**WHAT TO WORK ON**
Set down all of the entries exactly, leaving nothing out.

*** EXTRACTED RECORDS ***

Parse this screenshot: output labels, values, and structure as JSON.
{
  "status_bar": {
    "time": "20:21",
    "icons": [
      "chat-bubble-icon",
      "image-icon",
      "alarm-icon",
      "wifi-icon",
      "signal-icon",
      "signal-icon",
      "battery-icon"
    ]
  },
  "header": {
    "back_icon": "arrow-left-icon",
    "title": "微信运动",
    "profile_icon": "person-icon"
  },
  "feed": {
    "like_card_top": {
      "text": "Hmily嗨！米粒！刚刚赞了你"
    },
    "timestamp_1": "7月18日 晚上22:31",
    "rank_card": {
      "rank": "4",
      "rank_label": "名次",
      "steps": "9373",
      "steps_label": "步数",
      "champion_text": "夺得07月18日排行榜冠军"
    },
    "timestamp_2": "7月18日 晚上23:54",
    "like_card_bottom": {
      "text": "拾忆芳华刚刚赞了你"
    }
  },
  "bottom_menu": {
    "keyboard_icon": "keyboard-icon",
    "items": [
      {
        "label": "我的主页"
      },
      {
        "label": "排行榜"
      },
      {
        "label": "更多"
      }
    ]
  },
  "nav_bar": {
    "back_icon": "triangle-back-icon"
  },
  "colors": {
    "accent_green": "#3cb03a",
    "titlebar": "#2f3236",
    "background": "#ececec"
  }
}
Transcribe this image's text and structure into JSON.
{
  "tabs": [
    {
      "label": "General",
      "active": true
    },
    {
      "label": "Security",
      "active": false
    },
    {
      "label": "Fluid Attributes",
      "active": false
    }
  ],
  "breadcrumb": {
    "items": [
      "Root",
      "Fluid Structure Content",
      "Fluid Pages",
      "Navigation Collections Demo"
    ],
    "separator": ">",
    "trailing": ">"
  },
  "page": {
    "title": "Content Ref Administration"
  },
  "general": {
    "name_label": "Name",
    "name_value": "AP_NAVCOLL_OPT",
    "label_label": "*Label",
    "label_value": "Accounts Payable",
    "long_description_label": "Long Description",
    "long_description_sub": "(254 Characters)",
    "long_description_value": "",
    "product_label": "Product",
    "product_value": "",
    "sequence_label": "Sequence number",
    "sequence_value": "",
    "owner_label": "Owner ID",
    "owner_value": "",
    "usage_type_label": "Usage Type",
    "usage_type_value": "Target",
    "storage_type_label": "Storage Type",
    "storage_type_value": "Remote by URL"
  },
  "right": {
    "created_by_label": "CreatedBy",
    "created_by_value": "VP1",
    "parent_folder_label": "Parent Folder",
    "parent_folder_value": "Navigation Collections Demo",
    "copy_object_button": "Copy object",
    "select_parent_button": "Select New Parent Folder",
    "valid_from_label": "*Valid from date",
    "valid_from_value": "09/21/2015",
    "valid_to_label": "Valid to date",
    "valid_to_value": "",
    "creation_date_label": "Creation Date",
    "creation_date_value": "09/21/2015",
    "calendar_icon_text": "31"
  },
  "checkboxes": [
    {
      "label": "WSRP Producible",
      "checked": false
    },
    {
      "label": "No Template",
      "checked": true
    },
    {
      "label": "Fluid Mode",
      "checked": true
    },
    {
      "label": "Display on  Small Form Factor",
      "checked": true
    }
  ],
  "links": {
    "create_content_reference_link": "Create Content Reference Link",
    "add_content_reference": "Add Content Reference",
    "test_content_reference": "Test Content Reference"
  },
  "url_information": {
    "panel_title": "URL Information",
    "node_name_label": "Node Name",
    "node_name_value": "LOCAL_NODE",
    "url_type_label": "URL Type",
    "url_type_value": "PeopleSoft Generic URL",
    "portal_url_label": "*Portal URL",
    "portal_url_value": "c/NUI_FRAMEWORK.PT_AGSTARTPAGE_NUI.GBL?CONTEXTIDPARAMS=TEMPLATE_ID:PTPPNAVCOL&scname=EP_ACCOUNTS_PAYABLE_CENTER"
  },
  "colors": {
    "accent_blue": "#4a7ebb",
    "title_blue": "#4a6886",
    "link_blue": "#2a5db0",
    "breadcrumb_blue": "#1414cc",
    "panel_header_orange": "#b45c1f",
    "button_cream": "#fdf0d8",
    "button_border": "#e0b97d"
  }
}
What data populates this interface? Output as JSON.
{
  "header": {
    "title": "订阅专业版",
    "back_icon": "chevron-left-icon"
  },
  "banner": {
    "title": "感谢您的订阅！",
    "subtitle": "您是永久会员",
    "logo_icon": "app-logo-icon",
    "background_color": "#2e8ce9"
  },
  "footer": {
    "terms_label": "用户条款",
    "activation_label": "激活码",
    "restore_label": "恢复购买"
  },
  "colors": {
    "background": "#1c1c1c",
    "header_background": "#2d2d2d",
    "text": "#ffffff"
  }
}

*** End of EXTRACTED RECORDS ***

**THE ANSWER**
Parse this screenshot: output labels, values, and structure as JSON.
{
  "status_bar": {
    "time": "20:21",
    "icons": [
      "chat-bubble-icon",
      "image-icon",
      "alarm-icon",
      "wifi-icon",
      "signal-icon",
      "signal-icon",
      "battery-icon"
    ]
  },
  "header": {
    "back_icon": "arrow-left-icon",
    "title": "微信运动",
    "profile_icon": "person-icon"
  },
  "feed": {
    "like_card_top": {
      "text": "Hmily嗨！米粒！刚刚赞了你"
    },
    "timestamp_1": "7月18日 晚上22:31",
    "rank_card": {
      "rank": "4",
      "rank_label": "名次",
      "steps": "9373",
      "steps_label": "步数",
      "champion_text": "夺得07月18日排行榜冠军"
    },
    "timestamp_2": "7月18日 晚上23:54",
    "like_card_bottom": {
      "text": "拾忆芳华刚刚赞了你"
    }
  },
  "bottom_menu": {
    "keyboard_icon": "keyboard-icon",
    "items": [
      {
        "label": "我的主页"
      },
      {
        "label": "排行榜"
      },
      {
        "label": "更多"
      }
    ]
  },
  "nav_bar": {
    "back_icon": "triangle-back-icon"
  },
  "colors": {
    "accent_green": "#3cb03a",
    "titlebar": "#2f3236",
    "background": "#ececec"
  }
}
Transcribe this image's text and structure into JSON.
{
  "tabs": [
    {
      "label": "General",
      "active": true
    },
    {
      "label": "Security",
      "active": false
    },
    {
      "label": "Fluid Attributes",
      "active": false
    }
  ],
  "breadcrumb": {
    "items": [
      "Root",
      "Fluid Structure Content",
      "Fluid Pages",
      "Navigation Collections Demo"
    ],
    "separator": ">",
    "trailing": ">"
  },
  "page": {
    "title": "Content Ref Administration"
  },
  "general": {
    "name_label": "Name",
    "name_value": "AP_NAVCOLL_OPT",
    "label_label": "*Label",
    "label_value": "Accounts Payable",
    "long_description_label": "Long Description",
    "long_description_sub": "(254 Characters)",
    "long_description_value": "",
    "product_label": "Product",
    "product_value": "",
    "sequence_label": "Sequence number",
    "sequence_value": "",
    "owner_label": "Owner ID",
    "owner_value": "",
    "usage_type_label": "Usage Type",
    "usage_type_value": "Target",
    "storage_type_label": "Storage Type",
    "storage_type_value": "Remote by URL"
  },
  "right": {
    "created_by_label": "CreatedBy",
    "created_by_value": "VP1",
    "parent_folder_label": "Parent Folder",
    "parent_folder_value": "Navigation Collections Demo",
    "copy_object_button": "Copy object",
    "select_parent_button": "Select New Parent Folder",
    "valid_from_label": "*Valid from date",
    "valid_from_value": "09/21/2015",
    "valid_to_label": "Valid to date",
    "valid_to_value": "",
    "creation_date_label": "Creation Date",
    "creation_date_value": "09/21/2015",
    "calendar_icon_text": "31"
  },
  "checkboxes": [
    {
      "label": "WSRP Producible",
      "checked": false
    },
    {
      "label": "No Template",
      "checked": true
    },
    {
      "label": "Fluid Mode",
      "checked": true
    },
    {
      "label": "Display on  Small Form Factor",
      "checked": true
    }
  ],
  "links": {
    "create_content_reference_link": "Create Content Reference Link",
    "add_content_reference": "Add Content Reference",
    "test_content_reference": "Test Content Reference"
  },
  "url_information": {
    "panel_title": "URL Information",
    "node_name_label": "Node Name",
    "node_name_value": "LOCAL_NODE",
    "url_type_label": "URL Type",
    "url_type_value": "PeopleSoft Generic URL",
    "portal_url_label": "*Portal URL",
    "portal_url_value": "c/NUI_FRAMEWORK.PT_AGSTARTPAGE_NUI.GBL?CONTEXTIDPARAMS=TEMPLATE_ID:PTPPNAVCOL&scname=EP_ACCOUNTS_PAYABLE_CENTER"
  },
  "colors": {
    "accent_blue": "#4a7ebb",
    "title_blue": "#4a6886",
    "link_blue": "#2a5db0",
    "breadcrumb_blue": "#1414cc",
    "panel_header_orange": "#b45c1f",
    "button_cream": "#fdf0d8",
    "button_border": "#e0b97d"
  }
}
What data populates this interface? Output as JSON.
{
  "header": {
    "title": "订阅专业版",
    "back_icon": "chevron-left-icon"
  },
  "banner": {
    "title": "感谢您的订阅！",
    "subtitle": "您是永久会员",
    "logo_icon": "app-logo-icon",
    "background_color": "#2e8ce9"
  },
  "footer": {
    "terms_label": "用户条款",
    "activation_label": "激活码",
    "restore_label": "恢复购买"
  },
  "colors": {
    "background": "#1c1c1c",
    "header_background": "#2d2d2d",
    "text": "#ffffff"
  }
}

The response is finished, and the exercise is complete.